Who are the micro-developers of tomorrow? Most likely, they are people seeking to build something local (a community garden, restaurant, or even a few apartments to rent on Airbnb) who need help finding, financing, designing, or navigating the web of city codes and ordinances. With so many vacant lots just waiting to be transformed, cities have the potential to grow and change in a totally new way – from the ground up.

This kind of new industry, like those who have come before it, needs an online marketplace. Enter OpportunitySpace: a national marketplace for micro-developers, rapidly expanding from 5 to 25 cities, expecting to have over 100,000 listings before the end of this year. Goodbye empty lot, hello opportunity.

City Collaborative – a group of innovators and tactical urbanists focused on bringing community ideas to life in Louisville, Kentucky – is a perfect example of what micro-developers can do. Their first Placemaking project Resurfaced took an empty surface lot owned by the city and transformed it into a 3-month pop-up beer garden that captured the imagination of the entire community.

More people will now be able to participate in the Placemaking movement as cities recognize their opportunities for micro-development. So what about you? How would you transform your empty lot?

Nicholas Negroponte is an architect, noted technology visionary, and Founder/Chairman Emeritus of the MIT Media Lab. He is an advisor and investor in OpportunitySpace. For more on OpportunitySpace and to browse their online marketplace in your city, check out their website or sign up for their newsletter to be the first to know when your city is on the list.

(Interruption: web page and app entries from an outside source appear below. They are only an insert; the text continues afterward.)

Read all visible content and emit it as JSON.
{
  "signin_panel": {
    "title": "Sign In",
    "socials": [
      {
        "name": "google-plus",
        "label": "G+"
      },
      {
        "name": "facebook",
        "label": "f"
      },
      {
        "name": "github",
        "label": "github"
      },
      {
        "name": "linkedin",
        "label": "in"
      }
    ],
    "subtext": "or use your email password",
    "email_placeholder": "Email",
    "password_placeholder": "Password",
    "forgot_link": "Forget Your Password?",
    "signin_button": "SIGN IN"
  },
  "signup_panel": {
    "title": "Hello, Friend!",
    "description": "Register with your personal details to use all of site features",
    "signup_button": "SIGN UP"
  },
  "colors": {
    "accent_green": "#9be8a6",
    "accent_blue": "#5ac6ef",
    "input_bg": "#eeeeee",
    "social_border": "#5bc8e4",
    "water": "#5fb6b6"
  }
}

From the Ground Up: Finding Opportunity in the Future of Real Estate Development was last modified: February 5th, 2015 by Project for Public Spaces